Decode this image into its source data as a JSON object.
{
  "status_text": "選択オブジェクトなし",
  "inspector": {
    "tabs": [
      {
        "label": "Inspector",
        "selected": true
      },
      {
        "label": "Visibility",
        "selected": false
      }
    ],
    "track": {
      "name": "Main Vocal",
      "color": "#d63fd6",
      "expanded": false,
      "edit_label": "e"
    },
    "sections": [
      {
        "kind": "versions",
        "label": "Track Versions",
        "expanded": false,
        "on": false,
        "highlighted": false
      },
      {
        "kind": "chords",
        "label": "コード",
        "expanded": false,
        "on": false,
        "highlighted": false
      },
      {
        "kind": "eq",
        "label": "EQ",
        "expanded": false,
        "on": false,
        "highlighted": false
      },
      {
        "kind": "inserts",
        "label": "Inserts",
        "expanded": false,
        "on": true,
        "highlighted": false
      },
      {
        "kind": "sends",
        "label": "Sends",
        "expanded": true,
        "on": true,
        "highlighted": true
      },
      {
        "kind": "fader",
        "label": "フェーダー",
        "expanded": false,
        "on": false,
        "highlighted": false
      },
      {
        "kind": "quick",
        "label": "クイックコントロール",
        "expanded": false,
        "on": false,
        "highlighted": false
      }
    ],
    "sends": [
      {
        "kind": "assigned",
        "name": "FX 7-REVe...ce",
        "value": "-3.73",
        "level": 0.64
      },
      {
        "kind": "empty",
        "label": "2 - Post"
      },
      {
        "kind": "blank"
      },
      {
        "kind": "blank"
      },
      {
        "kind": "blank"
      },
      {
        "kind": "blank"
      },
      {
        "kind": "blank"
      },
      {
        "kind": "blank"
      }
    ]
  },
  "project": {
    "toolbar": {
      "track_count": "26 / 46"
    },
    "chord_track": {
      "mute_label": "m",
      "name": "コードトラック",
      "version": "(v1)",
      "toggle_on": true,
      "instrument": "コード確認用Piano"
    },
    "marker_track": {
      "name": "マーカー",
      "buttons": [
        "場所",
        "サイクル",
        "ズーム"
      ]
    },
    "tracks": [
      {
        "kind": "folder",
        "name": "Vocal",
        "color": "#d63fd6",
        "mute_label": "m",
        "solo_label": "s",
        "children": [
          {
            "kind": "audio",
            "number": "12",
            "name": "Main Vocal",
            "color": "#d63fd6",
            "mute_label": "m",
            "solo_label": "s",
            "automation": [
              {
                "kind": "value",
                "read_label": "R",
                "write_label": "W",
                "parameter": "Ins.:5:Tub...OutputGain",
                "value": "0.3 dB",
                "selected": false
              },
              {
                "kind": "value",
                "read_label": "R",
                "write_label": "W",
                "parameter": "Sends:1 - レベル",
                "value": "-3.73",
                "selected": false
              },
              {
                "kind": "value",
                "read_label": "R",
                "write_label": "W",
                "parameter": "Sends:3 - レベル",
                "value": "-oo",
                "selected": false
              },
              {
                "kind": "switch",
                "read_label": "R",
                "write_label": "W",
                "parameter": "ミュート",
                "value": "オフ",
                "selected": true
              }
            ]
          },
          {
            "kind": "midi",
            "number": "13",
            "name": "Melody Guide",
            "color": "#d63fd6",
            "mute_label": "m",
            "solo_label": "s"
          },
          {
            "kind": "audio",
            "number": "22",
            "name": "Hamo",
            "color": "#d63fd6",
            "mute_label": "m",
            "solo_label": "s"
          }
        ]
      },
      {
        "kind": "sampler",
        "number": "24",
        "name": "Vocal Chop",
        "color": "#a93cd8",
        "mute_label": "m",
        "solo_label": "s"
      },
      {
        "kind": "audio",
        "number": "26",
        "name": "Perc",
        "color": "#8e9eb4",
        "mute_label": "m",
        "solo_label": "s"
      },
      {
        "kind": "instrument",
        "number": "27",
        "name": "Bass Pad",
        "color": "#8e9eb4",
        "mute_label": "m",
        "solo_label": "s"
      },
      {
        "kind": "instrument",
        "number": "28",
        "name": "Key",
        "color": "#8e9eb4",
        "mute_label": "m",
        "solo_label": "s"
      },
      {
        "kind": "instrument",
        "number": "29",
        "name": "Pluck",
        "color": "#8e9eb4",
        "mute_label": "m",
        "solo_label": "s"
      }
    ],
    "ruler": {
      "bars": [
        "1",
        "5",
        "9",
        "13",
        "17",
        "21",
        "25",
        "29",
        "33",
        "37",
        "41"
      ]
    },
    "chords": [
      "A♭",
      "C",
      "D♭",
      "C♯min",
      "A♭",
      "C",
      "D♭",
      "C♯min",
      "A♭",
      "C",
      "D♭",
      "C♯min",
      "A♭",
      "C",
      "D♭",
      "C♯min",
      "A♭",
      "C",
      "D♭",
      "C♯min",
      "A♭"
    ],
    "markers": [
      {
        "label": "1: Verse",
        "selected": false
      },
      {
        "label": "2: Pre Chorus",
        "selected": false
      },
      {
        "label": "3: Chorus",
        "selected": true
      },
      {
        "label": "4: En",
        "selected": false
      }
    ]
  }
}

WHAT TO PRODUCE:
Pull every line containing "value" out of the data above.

SOLUTION FOR THIS PROBLEM:
        "value": "-3.73",
                "kind": "value",
                "value": "0.3 dB",
                "kind": "value",
                "value": "-3.73",
                "kind": "value",
                "value": "-oo",
                "value": "オフ",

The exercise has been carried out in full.